(Problem description):
Scan the entries below for the word "icon" and copy every line in which it occurs.

Data about app and page elements
Segment Open

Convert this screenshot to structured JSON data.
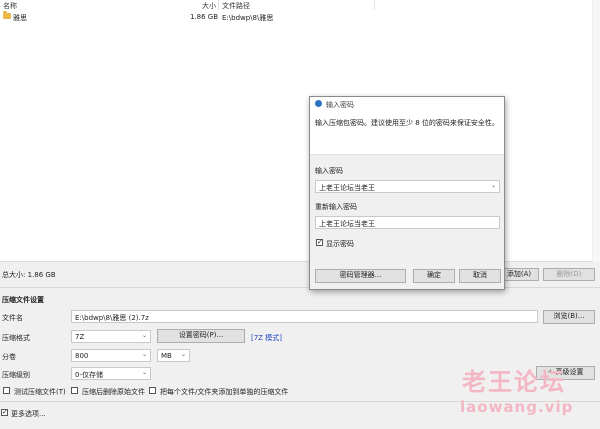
{
  "file_list": {
    "columns": {
      "name": "名称",
      "size": "大小",
      "path": "文件路径"
    },
    "rows": [
      {
        "name": "雅思",
        "size": "1.86 GB",
        "path": "E:\\bdwp\\8\\雅思",
        "icon": "folder-icon"
      }
    ]
  },
  "status": {
    "total_size": "总大小: 1.86 GB"
  },
  "toolbar": {
    "add_label": "添加(A)",
    "delete_label": "删除(D)"
  },
  "settings": {
    "section_title": "压缩文件设置",
    "filename_label": "文件名",
    "filename_value": "E:\\bdwp\\8\\雅思 (2).7z",
    "browse_label": "浏览(B)...",
    "format_label": "压缩格式",
    "format_value": "7Z",
    "set_password_label": "设置密码(P)...",
    "format_mode": "[7Z 模式]",
    "volume_label": "分卷",
    "volume_value": "800",
    "volume_unit": "MB",
    "level_label": "压缩级别",
    "level_value": "0-仅存储",
    "advanced_label": "+ 高级设置",
    "opt_test": "测试压缩文件(T)",
    "opt_delete": "压缩后删除原始文件",
    "opt_separate": "把每个文件/文件夹添加到单独的压缩文件",
    "more_options": "更多选项..."
  },
  "dialog": {
    "title": "输入密码",
    "info": "输入压缩包密码。建议使用至少 8 位的密码来保证安全性。",
    "password_label": "输入密码",
    "password_value": "上老王论坛当老王",
    "reenter_label": "重新输入密码",
    "reenter_value": "上老王论坛当老王",
    "show_password": "显示密码",
    "show_password_checked": true,
    "manager_label": "密码管理器...",
    "ok_label": "确定",
    "cancel_label": "取消"
  },
  "watermark": {
    "cn": "老王论坛",
    "en": "laowang.vip"
  }
}
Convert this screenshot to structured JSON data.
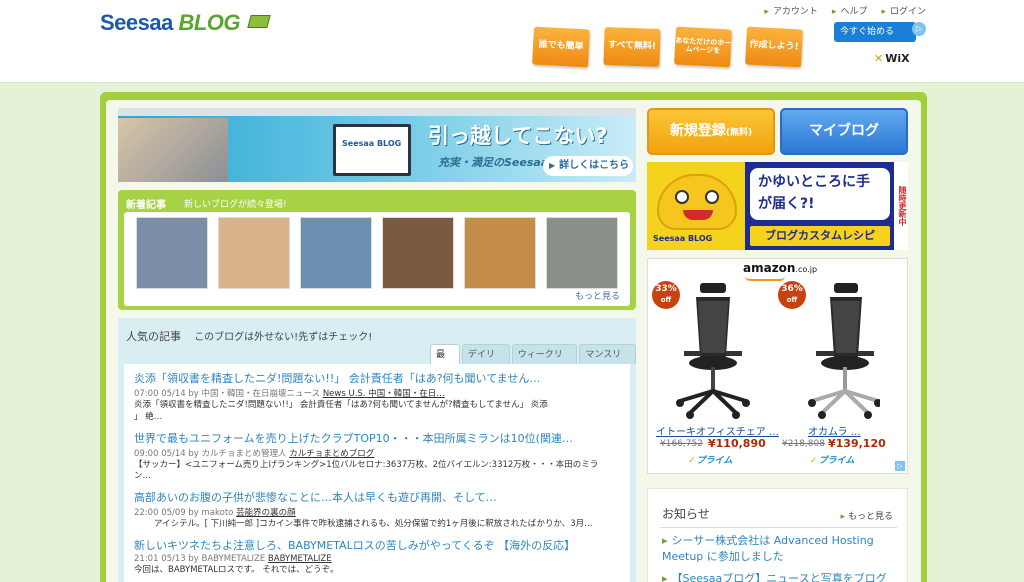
{
  "header": {
    "logo_seesaa": "Seesaa",
    "logo_blog": "BLOG",
    "links": [
      "アカウント",
      "ヘルプ",
      "ログイン"
    ],
    "promos": [
      "誰でも簡単",
      "すべて無料!",
      "あなただけのホームページを",
      "作成しよう!"
    ],
    "ad": {
      "button": "今すぐ始める",
      "info": "▷",
      "brand": "WiX"
    }
  },
  "banner": {
    "monitor_brand": "Seesaa BLOG",
    "headline": "引っ越してこない?",
    "sub": "充実・満足のSeesaaブログライフ",
    "more": "詳しくはこちら"
  },
  "new_articles": {
    "title": "新着記事",
    "tagline": "新しいブログが続々登場!",
    "more": "もっと見る",
    "thumbs": [
      {
        "name": "jeans-thumb",
        "color": "#7b8ea6"
      },
      {
        "name": "food-bowl-thumb",
        "color": "#d9b38a"
      },
      {
        "name": "fish-thumb",
        "color": "#6d8fb2"
      },
      {
        "name": "bamboo-thumb",
        "color": "#7a5a40"
      },
      {
        "name": "meal-thumb",
        "color": "#c48d4a"
      },
      {
        "name": "building-thumb",
        "color": "#8a8f8a"
      }
    ]
  },
  "popular": {
    "lead": "人気の記事",
    "tagline": "このブログは外せない!先ずはチェック!",
    "tabs": [
      "最新",
      "デイリー",
      "ウィークリー",
      "マンスリー"
    ],
    "articles": [
      {
        "title": "炎添「領収書を精査したニダ!問題ない!!」 会計責任者「はあ?何も聞いてません…",
        "meta": "07:00 05/14 by 中国・韓国・在日崩壊ニュース",
        "blog": "News U.S. 中国・韓国・在日…",
        "body": "炎添「領収書を精査したニダ!問題ない!!」 会計責任者「はあ?何も聞いてませんが?精査もしてません」 炎添",
        "body2": "」 絶…"
      },
      {
        "title": "世界で最もユニフォームを売り上げたクラブTOP10・・・本田所属ミランは10位(関連…",
        "meta": "09:00 05/14 by カルチョまとめ管理人",
        "blog": "カルチョまとめブログ",
        "body": "【サッカー】<ユニフォーム売り上げランキング>1位バルセロナ:3637万枚、2位バイエルン:3312万枚・・・本田のミラ",
        "body2": "ン…"
      },
      {
        "title": "高部あいのお腹の子供が悲惨なことに…本人は早くも遊び再開、そして…",
        "meta": "22:00 05/09 by makoto",
        "blog": "芸能界の裏の顔",
        "body": "アイシテル。[ 下川純一郎 ]コカイン事件で昨秋逮捕されるも、処分保留で約1ヶ月後に釈放されたばかりか、3月…",
        "body2": ""
      },
      {
        "title": "新しいキツネたちよ注意しろ、BABYMETALロスの苦しみがやってくるぞ 【海外の反応】",
        "meta": "21:01 05/13 by BABYMETALIZE",
        "blog": "BABYMETALIZE",
        "body": "今回は、BABYMETALロスです。 それでは、どうぞ。",
        "body2": ""
      }
    ]
  },
  "right": {
    "register": "新規登録",
    "register_small": "(無料)",
    "myblog": "マイブログ",
    "custom_banner": {
      "bubble": "かゆいところに手が届く?!",
      "recipe": "ブログカスタムレシピ",
      "brand": "Seesaa BLOG",
      "vertical": "随時更新中"
    },
    "amazon": {
      "logo": "amazon",
      "logo_suffix": ".co.jp",
      "products": [
        {
          "discount": "33%",
          "off": "off",
          "name": "イトーキオフィスチェア …",
          "old": "¥166,752",
          "new": "¥110,890",
          "prime": "プライム"
        },
        {
          "discount": "36%",
          "off": "off",
          "name": "オカムラ …",
          "old": "¥218,808",
          "new": "¥139,120",
          "prime": "プライム"
        }
      ]
    },
    "news": {
      "title": "お知らせ",
      "more": "もっと見る",
      "items": [
        "シーサー株式会社は Advanced Hosting Meetup に参加しました",
        "【Seesaaブログ】ニュースと写真をブログに引"
      ]
    }
  }
}
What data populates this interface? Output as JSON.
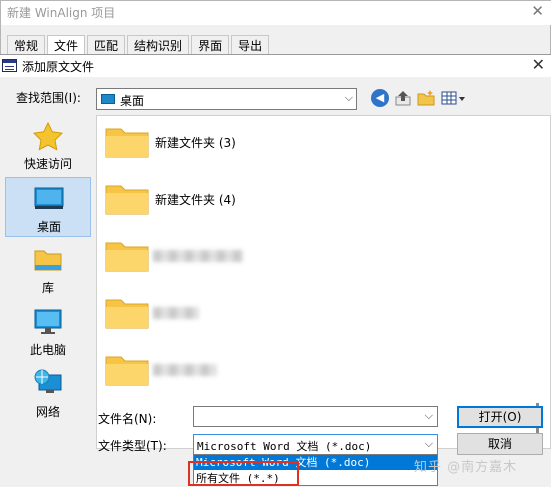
{
  "app": {
    "title": "新建 WinAlign 项目",
    "tabs": [
      "常规",
      "文件",
      "匹配",
      "结构识别",
      "界面",
      "导出"
    ],
    "active_tab": 1
  },
  "dialog": {
    "title": "添加原文文件",
    "look_in_label": "查找范围(I):",
    "look_in_value": "桌面",
    "places": [
      {
        "label": "快速访问",
        "icon": "star-icon"
      },
      {
        "label": "桌面",
        "icon": "desktop-icon"
      },
      {
        "label": "库",
        "icon": "library-icon"
      },
      {
        "label": "此电脑",
        "icon": "computer-icon"
      },
      {
        "label": "网络",
        "icon": "network-icon"
      }
    ],
    "active_place": 1,
    "files": [
      {
        "name": "新建文件夹 (3)"
      },
      {
        "name": "新建文件夹 (4)"
      },
      {
        "name": ""
      },
      {
        "name": ""
      },
      {
        "name": ""
      }
    ],
    "filename_label": "文件名(N):",
    "filename_value": "",
    "filetype_label": "文件类型(T):",
    "filetype_value": "Microsoft Word 文档 (*.doc)",
    "filetype_options": [
      "Microsoft Word 文档 (*.doc)",
      "所有文件 (*.*)"
    ],
    "open_label": "打开(O)",
    "cancel_label": "取消"
  },
  "watermark": "知乎 @南方嘉木",
  "colors": {
    "selection": "#0078d7",
    "highlight_box": "#e03020",
    "folder": "#f7c545"
  }
}
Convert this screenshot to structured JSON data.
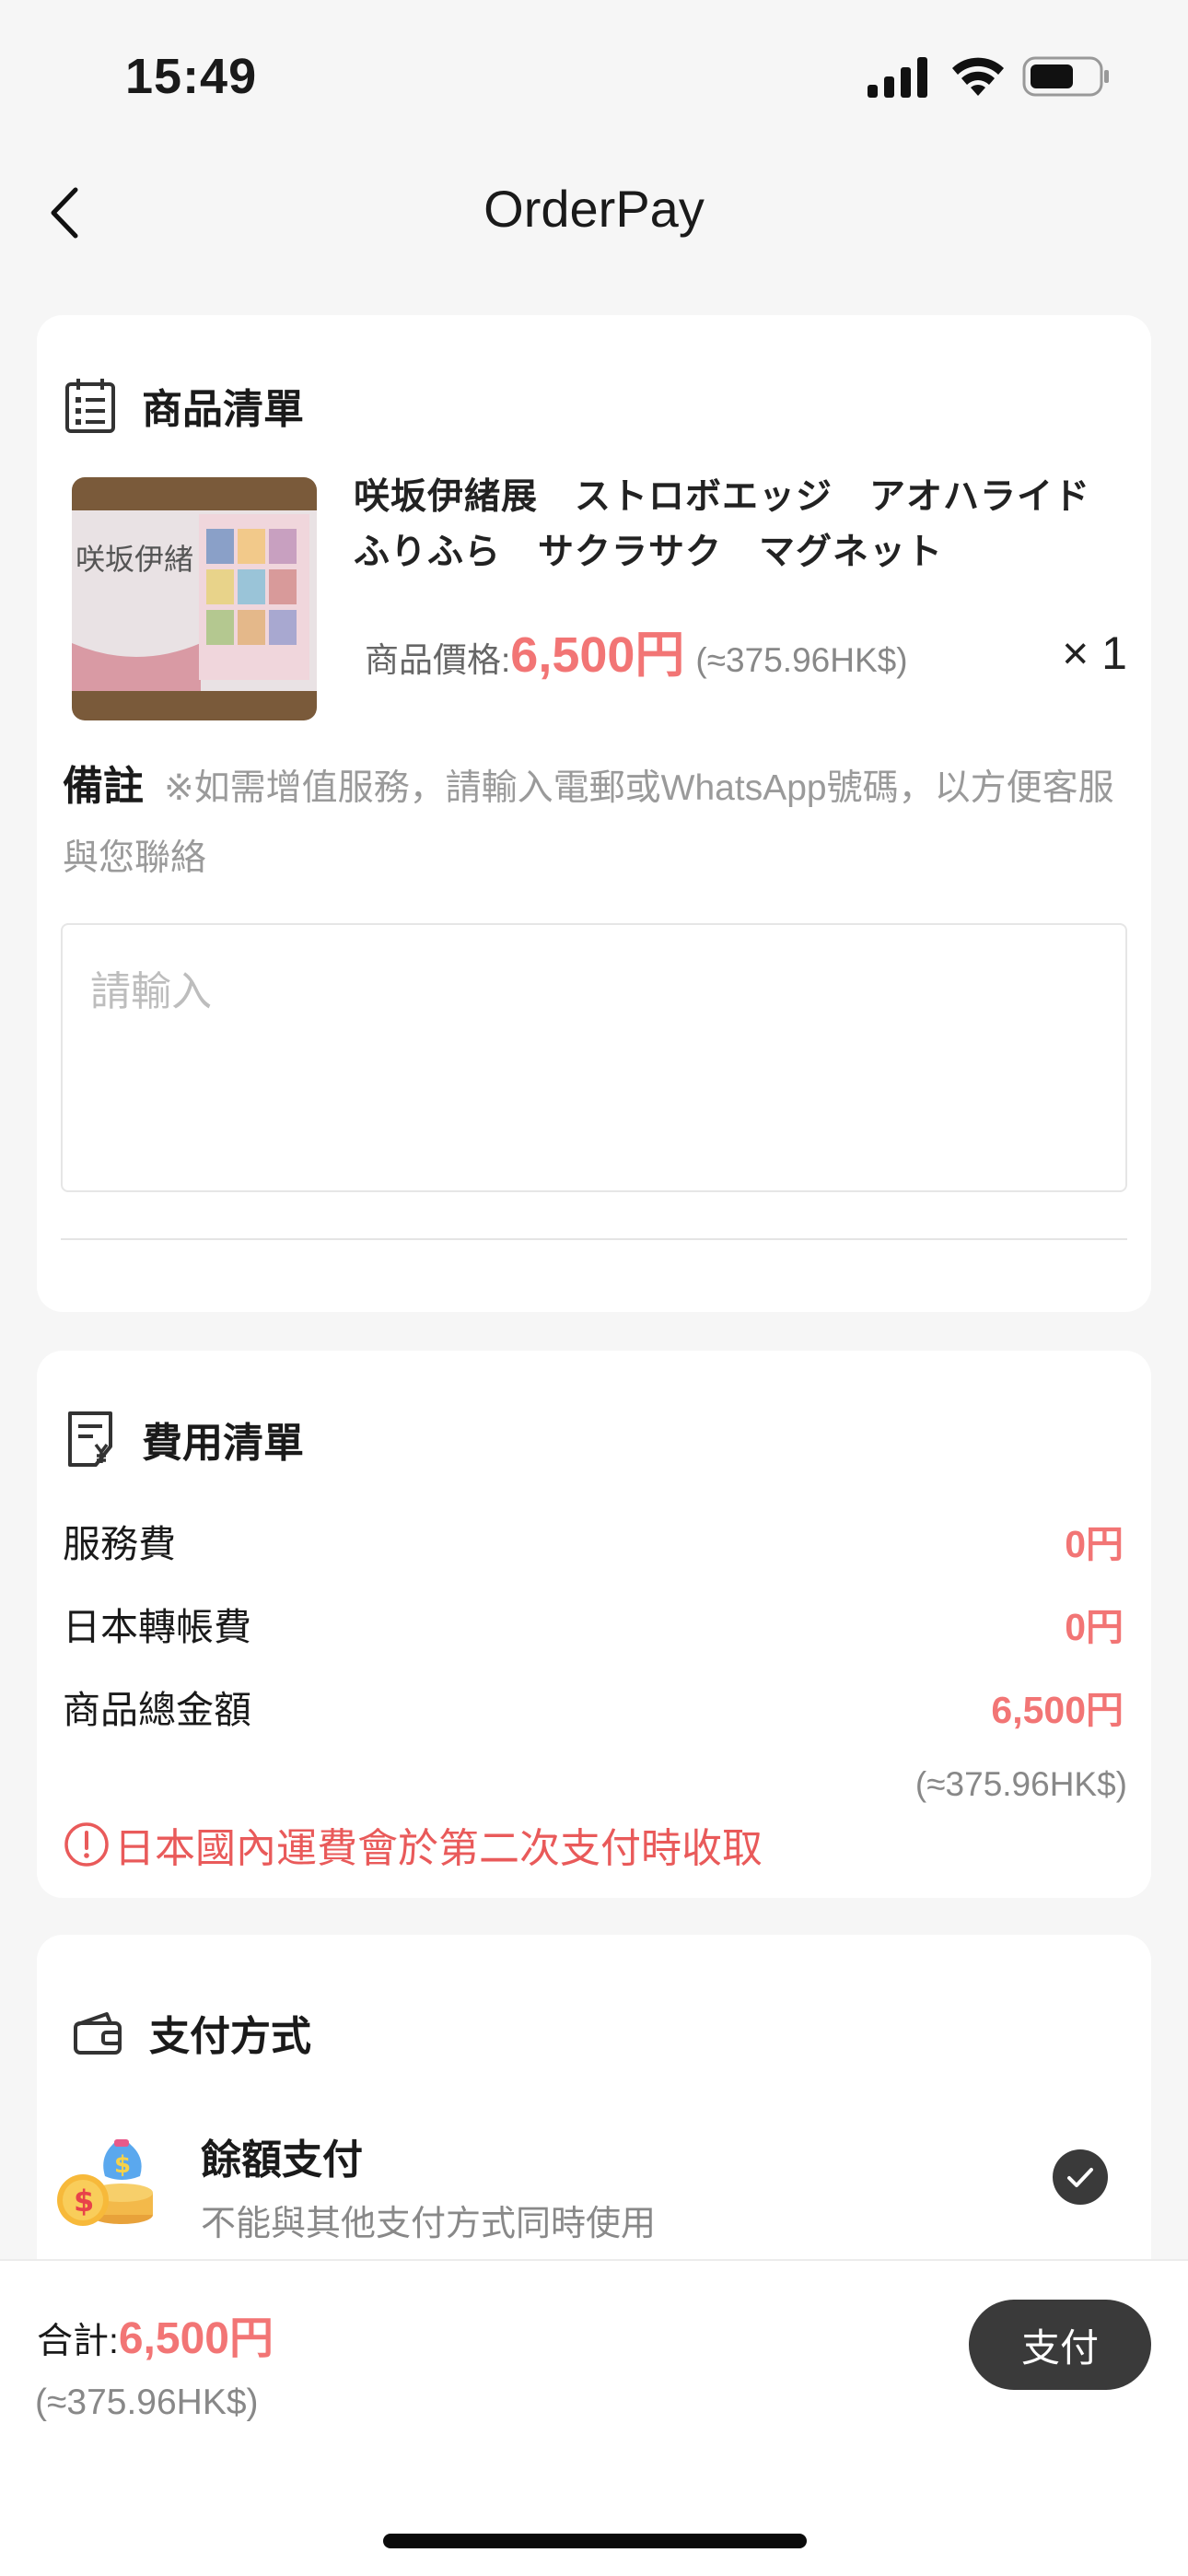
{
  "status_bar": {
    "time": "15:49"
  },
  "nav": {
    "title": "OrderPay"
  },
  "product_list": {
    "title": "商品清單",
    "item": {
      "name": "咲坂伊緒展　ストロボエッジ　アオハライド　ふりふら　サクラサク　マグネット",
      "price_label": "商品價格:",
      "price": "6,500円",
      "price_hkd": "(≈375.96HK$)",
      "quantity": "× 1"
    },
    "remark": {
      "label": "備註",
      "hint": "※如需增值服務，請輸入電郵或WhatsApp號碼，以方便客服與您聯絡",
      "placeholder": "請輸入"
    }
  },
  "fee_list": {
    "title": "費用清單",
    "rows": [
      {
        "label": "服務費",
        "value": "0円"
      },
      {
        "label": "日本轉帳費",
        "value": "0円"
      },
      {
        "label": "商品總金額",
        "value": "6,500円"
      }
    ],
    "total_hkd": "(≈375.96HK$)",
    "notice": "日本國內運費會於第二次支付時收取"
  },
  "payment": {
    "title": "支付方式",
    "method": {
      "name": "餘額支付",
      "desc": "不能與其他支付方式同時使用",
      "selected": true
    }
  },
  "footer": {
    "total_label": "合計:",
    "total": "6,500円",
    "total_hkd": "(≈375.96HK$)",
    "pay_label": "支付"
  },
  "colors": {
    "accent": "#f27575",
    "notice": "#e95a5a",
    "button": "#3a3a3a"
  }
}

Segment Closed

(Task response):
        "icon": "folder-icon"
        "icon": "star-icon"
        "icon": "desktop-icon"
        "icon": "library-icon"
        "icon": "computer-icon"
        "icon": "network-icon"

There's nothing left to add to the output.